INPUT MATERIAL -
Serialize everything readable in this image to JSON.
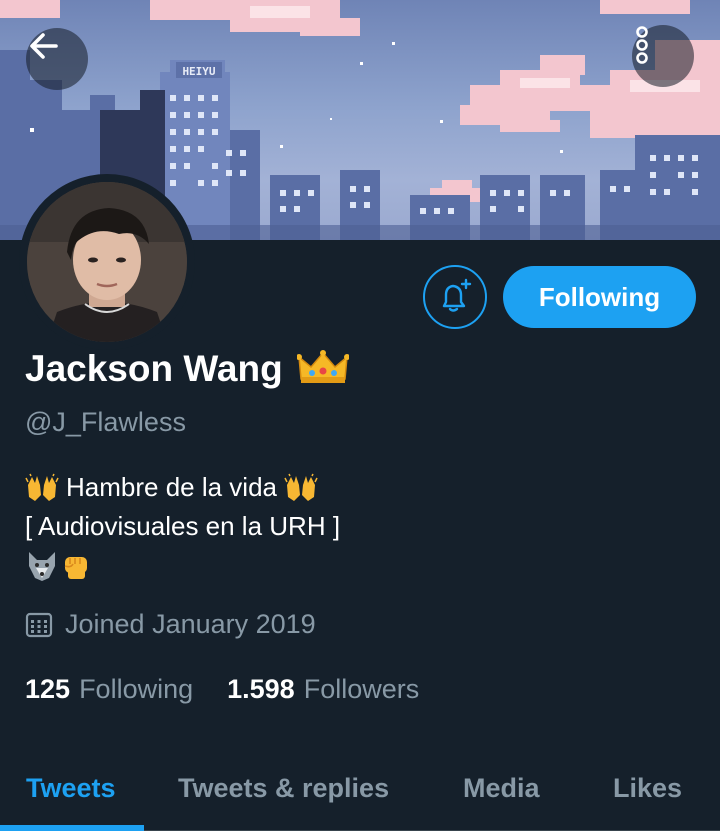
{
  "banner": {
    "sign_text": "HEIYU",
    "back_icon": "arrow-left-icon",
    "more_icon": "overflow-menu-icon"
  },
  "profile": {
    "name": "Jackson Wang",
    "name_emoji": "crown-icon",
    "handle": "@J_Flawless",
    "bio_line1": "Hambre de la vida",
    "bio_line1_emoji": "raising-hands-icon",
    "bio_line2": "[ Audiovisuales en la URH ]",
    "bio_line3_emojis": [
      "wolf-icon",
      "fist-icon"
    ],
    "joined": "Joined January 2019",
    "joined_icon": "calendar-icon"
  },
  "actions": {
    "notify_icon": "bell-plus-icon",
    "follow_label": "Following"
  },
  "stats": {
    "following_count": "125",
    "following_label": "Following",
    "followers_count": "1.598",
    "followers_label": "Followers"
  },
  "tabs": [
    {
      "label": "Tweets",
      "active": true
    },
    {
      "label": "Tweets & replies",
      "active": false
    },
    {
      "label": "Media",
      "active": false
    },
    {
      "label": "Likes",
      "active": false
    }
  ],
  "colors": {
    "background": "#15202b",
    "accent": "#1da1f2",
    "secondary_text": "#8899a6"
  }
}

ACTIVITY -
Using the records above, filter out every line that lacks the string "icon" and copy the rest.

EXERCISE OUTPUT -
    "back_icon": "arrow-left-icon",
    "more_icon": "overflow-menu-icon"
    "name_emoji": "crown-icon",
    "bio_line1_emoji": "raising-hands-icon",
      "wolf-icon",
      "fist-icon"
    "joined_icon": "calendar-icon"
    "notify_icon": "bell-plus-icon",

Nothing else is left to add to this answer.